There are 2 kinds of soup dumplings at Joe's: pork and pork with crab. They are both amazing and decadent. The pork and crab, however, is definitely a few levels richer than the pork... I'm not sure why or how. The way to eat these is to take the tongs and lightly pinch on the top part of the dumpling -- where all the pinched dough is. Pull up gently and place in your soup spoon. Next, while balancing the dumpling in your spoon, pierce a small hole in the skin with your teeth and let the spoon capture the soup. Literally there is soup inside these things and if you lose it, you lose half the experience. You then slurp the whole thing up and enjoy.

These things are an unforgettable experience for someone who loves dumplings -- maybe even for someone who doesn't. But when you go, just order the soup dumplings and maybe some vegetables. That'll be enough, trust me.

Side Note:
After this was a dish of pan fried noodles and seafood. I didn't get a photo because I was already feeling a little nauseous at this point from over-eating!

Additional Note: Joe's Shanghai in Chinatown and in Flushing are the ones to go to. The Midtown location is not nearly as good and pricier.

The Other Japanese Place

A few weeks back, I posted about "That Japanese place by the other Japanese place by the Library." Well, this post is about the "other Japanese place," Cafe Zaiya.

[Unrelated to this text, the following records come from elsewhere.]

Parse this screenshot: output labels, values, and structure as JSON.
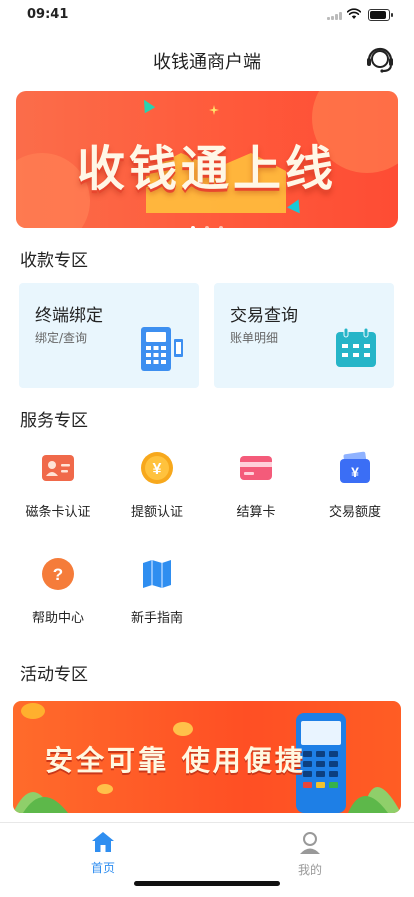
{
  "status": {
    "time": "09:41"
  },
  "nav": {
    "title": "收钱通商户端",
    "icon": "customer-service-headset-icon"
  },
  "banner": {
    "text": "收钱通上线",
    "slide_count": 3,
    "active_slide": 1
  },
  "sections": {
    "collect": "收款专区",
    "service": "服务专区",
    "activity": "活动专区"
  },
  "cards": [
    {
      "title": "终端绑定",
      "subtitle": "绑定/查询",
      "icon": "pos-terminal-icon"
    },
    {
      "title": "交易查询",
      "subtitle": "账单明细",
      "icon": "calendar-icon"
    }
  ],
  "services": [
    {
      "label": "磁条卡认证",
      "icon": "id-card-icon",
      "color": "#f0694a"
    },
    {
      "label": "提额认证",
      "icon": "yen-coin-icon",
      "color": "#f7a81c"
    },
    {
      "label": "结算卡",
      "icon": "bank-card-icon",
      "color": "#f45b7a"
    },
    {
      "label": "交易额度",
      "icon": "wallet-yen-icon",
      "color": "#3b6ef5"
    },
    {
      "label": "帮助中心",
      "icon": "question-icon",
      "color": "#f57c3a"
    },
    {
      "label": "新手指南",
      "icon": "map-guide-icon",
      "color": "#2f8ef0"
    }
  ],
  "promo": {
    "text": "安全可靠  使用便捷"
  },
  "tabs": [
    {
      "label": "首页",
      "icon": "home-icon",
      "active": true,
      "color": "#2f8ef0"
    },
    {
      "label": "我的",
      "icon": "user-icon",
      "active": false,
      "color": "#999999"
    }
  ]
}
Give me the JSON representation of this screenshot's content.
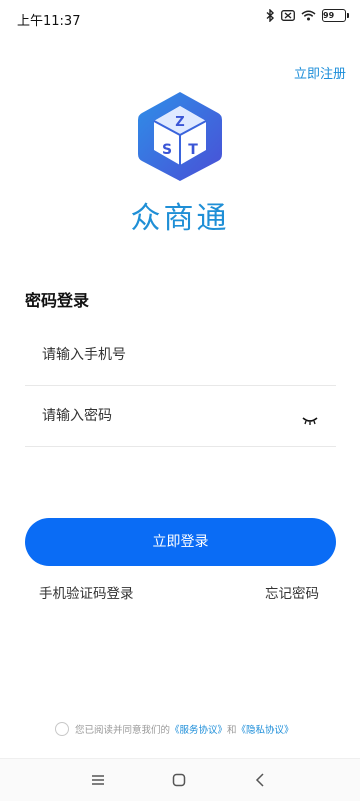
{
  "status_bar": {
    "time": "上午11:37",
    "battery": "99",
    "icons": [
      "bluetooth-icon",
      "silent-icon",
      "wifi-icon",
      "battery-icon"
    ]
  },
  "header": {
    "register_link": "立即注册"
  },
  "brand": {
    "name": "众商通",
    "logo_letters": [
      "Z",
      "S",
      "T"
    ],
    "colors": {
      "primary": "#1f8fd6",
      "button": "#0a6cf5"
    }
  },
  "login": {
    "title": "密码登录",
    "phone_placeholder": "请输入手机号",
    "password_placeholder": "请输入密码",
    "submit_label": "立即登录",
    "sms_login_label": "手机验证码登录",
    "forgot_password_label": "忘记密码"
  },
  "agreement": {
    "prefix": "您已阅读并同意我们的",
    "service_link": "《服务协议》",
    "joiner": "和",
    "privacy_link": "《隐私协议》"
  },
  "nav_bar": {
    "buttons": [
      "menu-icon",
      "home-icon",
      "back-icon"
    ]
  }
}
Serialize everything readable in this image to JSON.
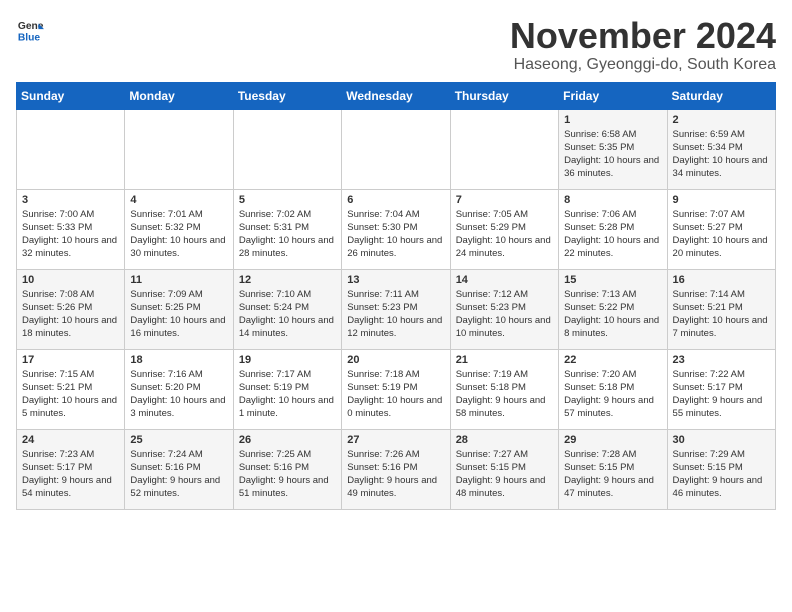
{
  "header": {
    "logo_line1": "General",
    "logo_line2": "Blue",
    "month": "November 2024",
    "location": "Haseong, Gyeonggi-do, South Korea"
  },
  "days_of_week": [
    "Sunday",
    "Monday",
    "Tuesday",
    "Wednesday",
    "Thursday",
    "Friday",
    "Saturday"
  ],
  "weeks": [
    [
      {
        "day": "",
        "info": ""
      },
      {
        "day": "",
        "info": ""
      },
      {
        "day": "",
        "info": ""
      },
      {
        "day": "",
        "info": ""
      },
      {
        "day": "",
        "info": ""
      },
      {
        "day": "1",
        "info": "Sunrise: 6:58 AM\nSunset: 5:35 PM\nDaylight: 10 hours and 36 minutes."
      },
      {
        "day": "2",
        "info": "Sunrise: 6:59 AM\nSunset: 5:34 PM\nDaylight: 10 hours and 34 minutes."
      }
    ],
    [
      {
        "day": "3",
        "info": "Sunrise: 7:00 AM\nSunset: 5:33 PM\nDaylight: 10 hours and 32 minutes."
      },
      {
        "day": "4",
        "info": "Sunrise: 7:01 AM\nSunset: 5:32 PM\nDaylight: 10 hours and 30 minutes."
      },
      {
        "day": "5",
        "info": "Sunrise: 7:02 AM\nSunset: 5:31 PM\nDaylight: 10 hours and 28 minutes."
      },
      {
        "day": "6",
        "info": "Sunrise: 7:04 AM\nSunset: 5:30 PM\nDaylight: 10 hours and 26 minutes."
      },
      {
        "day": "7",
        "info": "Sunrise: 7:05 AM\nSunset: 5:29 PM\nDaylight: 10 hours and 24 minutes."
      },
      {
        "day": "8",
        "info": "Sunrise: 7:06 AM\nSunset: 5:28 PM\nDaylight: 10 hours and 22 minutes."
      },
      {
        "day": "9",
        "info": "Sunrise: 7:07 AM\nSunset: 5:27 PM\nDaylight: 10 hours and 20 minutes."
      }
    ],
    [
      {
        "day": "10",
        "info": "Sunrise: 7:08 AM\nSunset: 5:26 PM\nDaylight: 10 hours and 18 minutes."
      },
      {
        "day": "11",
        "info": "Sunrise: 7:09 AM\nSunset: 5:25 PM\nDaylight: 10 hours and 16 minutes."
      },
      {
        "day": "12",
        "info": "Sunrise: 7:10 AM\nSunset: 5:24 PM\nDaylight: 10 hours and 14 minutes."
      },
      {
        "day": "13",
        "info": "Sunrise: 7:11 AM\nSunset: 5:23 PM\nDaylight: 10 hours and 12 minutes."
      },
      {
        "day": "14",
        "info": "Sunrise: 7:12 AM\nSunset: 5:23 PM\nDaylight: 10 hours and 10 minutes."
      },
      {
        "day": "15",
        "info": "Sunrise: 7:13 AM\nSunset: 5:22 PM\nDaylight: 10 hours and 8 minutes."
      },
      {
        "day": "16",
        "info": "Sunrise: 7:14 AM\nSunset: 5:21 PM\nDaylight: 10 hours and 7 minutes."
      }
    ],
    [
      {
        "day": "17",
        "info": "Sunrise: 7:15 AM\nSunset: 5:21 PM\nDaylight: 10 hours and 5 minutes."
      },
      {
        "day": "18",
        "info": "Sunrise: 7:16 AM\nSunset: 5:20 PM\nDaylight: 10 hours and 3 minutes."
      },
      {
        "day": "19",
        "info": "Sunrise: 7:17 AM\nSunset: 5:19 PM\nDaylight: 10 hours and 1 minute."
      },
      {
        "day": "20",
        "info": "Sunrise: 7:18 AM\nSunset: 5:19 PM\nDaylight: 10 hours and 0 minutes."
      },
      {
        "day": "21",
        "info": "Sunrise: 7:19 AM\nSunset: 5:18 PM\nDaylight: 9 hours and 58 minutes."
      },
      {
        "day": "22",
        "info": "Sunrise: 7:20 AM\nSunset: 5:18 PM\nDaylight: 9 hours and 57 minutes."
      },
      {
        "day": "23",
        "info": "Sunrise: 7:22 AM\nSunset: 5:17 PM\nDaylight: 9 hours and 55 minutes."
      }
    ],
    [
      {
        "day": "24",
        "info": "Sunrise: 7:23 AM\nSunset: 5:17 PM\nDaylight: 9 hours and 54 minutes."
      },
      {
        "day": "25",
        "info": "Sunrise: 7:24 AM\nSunset: 5:16 PM\nDaylight: 9 hours and 52 minutes."
      },
      {
        "day": "26",
        "info": "Sunrise: 7:25 AM\nSunset: 5:16 PM\nDaylight: 9 hours and 51 minutes."
      },
      {
        "day": "27",
        "info": "Sunrise: 7:26 AM\nSunset: 5:16 PM\nDaylight: 9 hours and 49 minutes."
      },
      {
        "day": "28",
        "info": "Sunrise: 7:27 AM\nSunset: 5:15 PM\nDaylight: 9 hours and 48 minutes."
      },
      {
        "day": "29",
        "info": "Sunrise: 7:28 AM\nSunset: 5:15 PM\nDaylight: 9 hours and 47 minutes."
      },
      {
        "day": "30",
        "info": "Sunrise: 7:29 AM\nSunset: 5:15 PM\nDaylight: 9 hours and 46 minutes."
      }
    ]
  ]
}
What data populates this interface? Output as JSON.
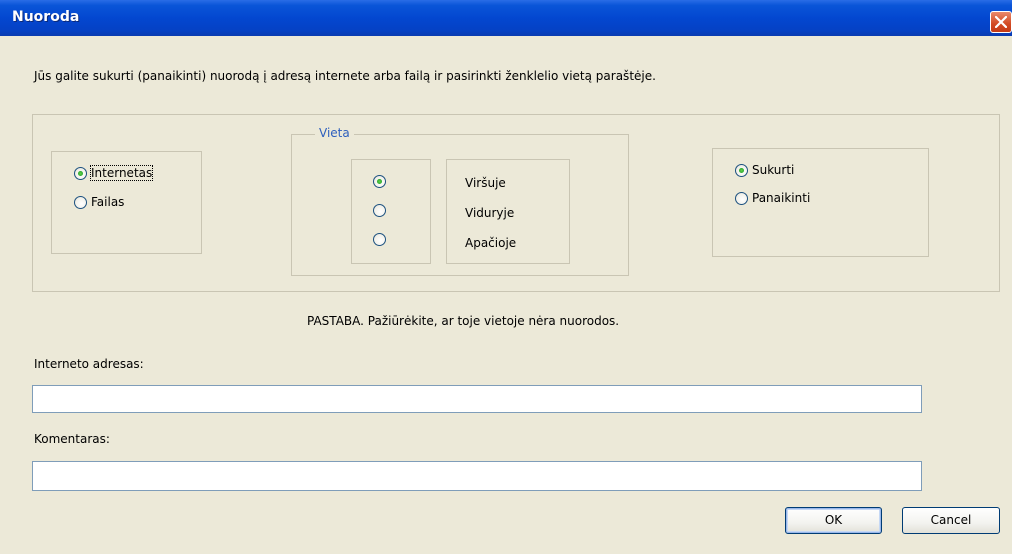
{
  "window": {
    "title": "Nuoroda"
  },
  "description": "Jūs galite sukurti (panaikinti)  nuorodą į adresą internete arba failą ir pasirinkti ženklelio vietą paraštėje.",
  "target": {
    "options": [
      {
        "label": "Internetas",
        "checked": true
      },
      {
        "label": "Failas",
        "checked": false
      }
    ]
  },
  "position": {
    "legend": "Vieta",
    "options": [
      {
        "label": "Viršuje",
        "checked": true
      },
      {
        "label": "Viduryje",
        "checked": false
      },
      {
        "label": "Apačioje",
        "checked": false
      }
    ]
  },
  "action": {
    "options": [
      {
        "label": "Sukurti",
        "checked": true
      },
      {
        "label": "Panaikinti",
        "checked": false
      }
    ]
  },
  "note": "PASTABA. Pažiūrėkite, ar toje vietoje nėra nuorodos.",
  "url": {
    "label": "Interneto adresas:",
    "value": ""
  },
  "comment": {
    "label": "Komentaras:",
    "value": ""
  },
  "buttons": {
    "ok": "OK",
    "cancel": "Cancel"
  },
  "colors": {
    "titlebar": "#0347d0",
    "dialog": "#ece9d8",
    "legend": "#2d5fbd",
    "radio_dot": "#21a12a"
  }
}
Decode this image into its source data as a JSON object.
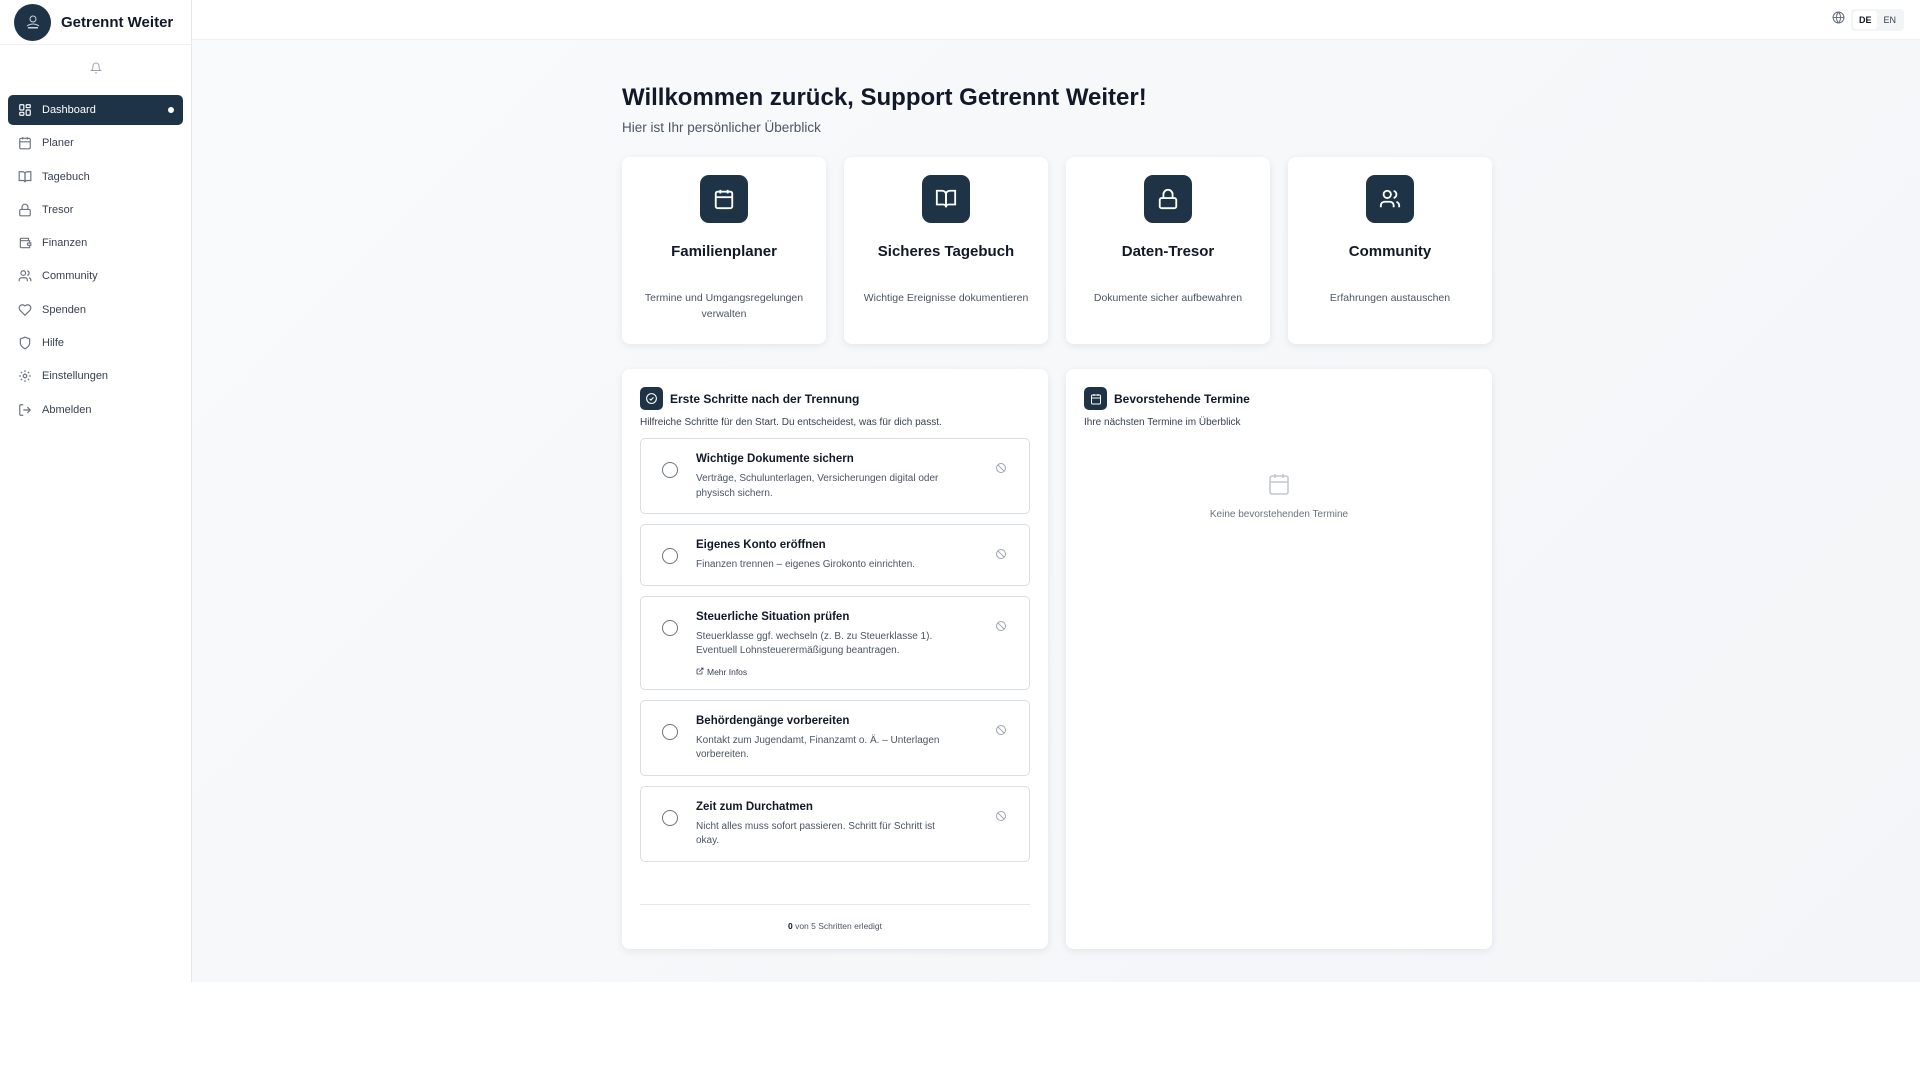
{
  "app": {
    "name": "Getrennt Weiter"
  },
  "topbar": {
    "languages": [
      "DE",
      "EN"
    ],
    "active_language": "DE"
  },
  "sidebar": {
    "items": [
      {
        "label": "Dashboard",
        "icon": "grid-icon"
      },
      {
        "label": "Planer",
        "icon": "calendar-icon"
      },
      {
        "label": "Tagebuch",
        "icon": "book-icon"
      },
      {
        "label": "Tresor",
        "icon": "lock-icon"
      },
      {
        "label": "Finanzen",
        "icon": "wallet-icon"
      },
      {
        "label": "Community",
        "icon": "users-icon"
      },
      {
        "label": "Spenden",
        "icon": "heart-icon"
      },
      {
        "label": "Hilfe",
        "icon": "shield-icon"
      },
      {
        "label": "Einstellungen",
        "icon": "gear-icon"
      },
      {
        "label": "Abmelden",
        "icon": "logout-icon"
      }
    ],
    "active": "Dashboard"
  },
  "main": {
    "welcome": "Willkommen zurück, Support Getrennt Weiter!",
    "subtitle": "Hier ist Ihr persönlicher Überblick",
    "cards": [
      {
        "title": "Familienplaner",
        "desc": "Termine und Umgangsregelungen verwalten",
        "icon": "calendar-icon"
      },
      {
        "title": "Sicheres Tagebuch",
        "desc": "Wichtige Ereignisse dokumentieren",
        "icon": "book-icon"
      },
      {
        "title": "Daten-Tresor",
        "desc": "Dokumente sicher aufbewahren",
        "icon": "lock-icon"
      },
      {
        "title": "Community",
        "desc": "Erfahrungen austauschen",
        "icon": "users-icon"
      }
    ],
    "steps_panel": {
      "title": "Erste Schritte nach der Trennung",
      "subtitle": "Hilfreiche Schritte für den Start. Du entscheidest, was für dich passt.",
      "steps": [
        {
          "title": "Wichtige Dokumente sichern",
          "desc": "Verträge, Schulunterlagen, Versicherungen digital oder physisch sichern."
        },
        {
          "title": "Eigenes Konto eröffnen",
          "desc": "Finanzen trennen – eigenes Girokonto einrichten."
        },
        {
          "title": "Steuerliche Situation prüfen",
          "desc": "Steuerklasse ggf. wechseln (z. B. zu Steuerklasse 1). Eventuell Lohnsteuerermäßigung beantragen.",
          "link": "Mehr Infos"
        },
        {
          "title": "Behördengänge vorbereiten",
          "desc": "Kontakt zum Jugendamt, Finanzamt o. Ä. – Unterlagen vorbereiten."
        },
        {
          "title": "Zeit zum Durchatmen",
          "desc": "Nicht alles muss sofort passieren. Schritt für Schritt ist okay."
        }
      ],
      "progress_done": "0",
      "progress_text": " von 5 Schritten erledigt"
    },
    "appointments_panel": {
      "title": "Bevorstehende Termine",
      "subtitle": "Ihre nächsten Termine im Überblick",
      "empty": "Keine bevorstehenden Termine"
    }
  },
  "colors": {
    "primary": "#1e3345",
    "background": "#f5f7fa"
  }
}
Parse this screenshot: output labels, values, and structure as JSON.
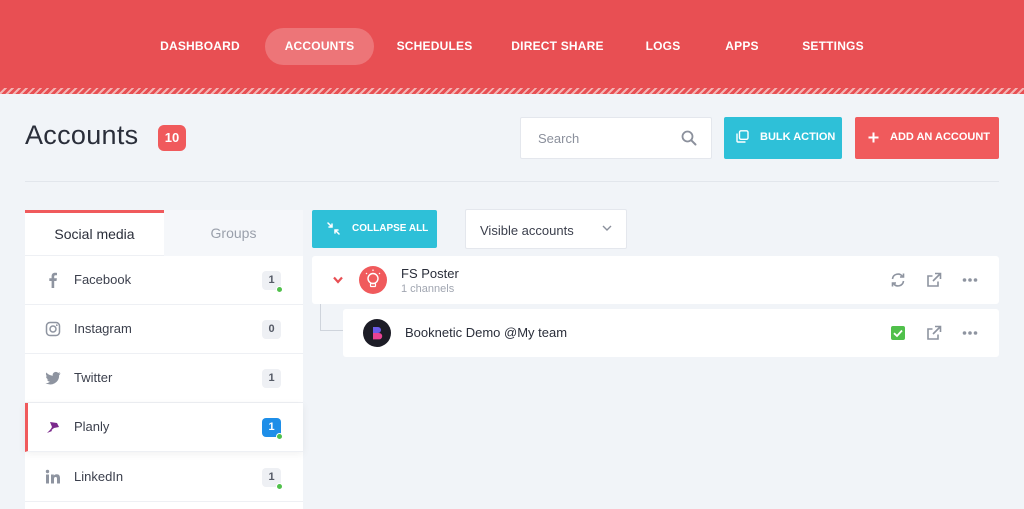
{
  "nav": {
    "items": [
      "DASHBOARD",
      "ACCOUNTS",
      "SCHEDULES",
      "DIRECT SHARE",
      "LOGS",
      "APPS",
      "SETTINGS"
    ],
    "active": "ACCOUNTS"
  },
  "header": {
    "title": "Accounts",
    "count": "10",
    "search_placeholder": "Search",
    "bulk_action_label": "BULK ACTION",
    "add_account_label": "ADD AN ACCOUNT"
  },
  "side": {
    "tabs": {
      "social": "Social media",
      "groups": "Groups"
    },
    "networks": [
      {
        "name": "Facebook",
        "count": "1",
        "icon": "facebook-icon"
      },
      {
        "name": "Instagram",
        "count": "0",
        "icon": "instagram-icon"
      },
      {
        "name": "Twitter",
        "count": "1",
        "icon": "twitter-icon"
      },
      {
        "name": "Planly",
        "count": "1",
        "icon": "planly-icon"
      },
      {
        "name": "LinkedIn",
        "count": "1",
        "icon": "linkedin-icon"
      }
    ]
  },
  "content": {
    "collapse_label": "COLLAPSE ALL",
    "visible_label": "Visible accounts",
    "parent": {
      "name": "FS Poster",
      "channels": "1 channels"
    },
    "child": {
      "name": "Booknetic Demo @My team",
      "avatar_letter": "B"
    }
  },
  "colors": {
    "brand_red": "#e84f53",
    "accent_cyan": "#2ec0d8",
    "badge_red": "#f05a5c",
    "check_green": "#50c04b",
    "planly_blue": "#1e8ee8"
  }
}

Cafe Zaiya is a small take-out spot that offers sushi, bento boxes, mayo-laden sandwiches, salads with interesting dressings like Thai Peanut and tons of delicious-looking Japanese pastries, most notably Beard Papa cream puffs (YUM) and the mochi donut (more about that in another post). It is CONSTANTLY packed during lunch hours. And it's no wonder. It's super-cheap and pretty decent. I usually have the Salmon Teriyaki Bento, which comes with an assortment of interesting sides like hijiki, eggplant, sometimes potato salad, sometimes small pieces of fried chicken (which are fatty and not so good). However, the other day when I stopped in, I decided to go for the Mahpo Tofu... and I'm glad I did. Mahpo Tofu (also spelled Mapo Doufu) is made up of soft tofu and ground pork in a fermented black bean chili sauce. The tofu is really soft, so if you're not into that, I'd avoid it, but the flavor is good. The Mahpo at Cafe Zaiya is served in a bowl over rice with a couple of pickled daikon radishes on the side. It's a bit lighter in flavor than the Mahpo I've had in restaurants or even the one my mom makes. It's topped with a few scallions and has a slight gingery taste with a nice sesame oil flavor underneath. For under $5, it's an insanely good deal. Definitely recommended!

Note, if you're interested in making it yourself, here are a few Mahpo Tofu recipes:
Epicurious: Ma-Po Tofu
Cooking Light: Ma Po Tofu
All Recipes: Ma Po Tofu

I can't vouch for any of them, but they look pretty good!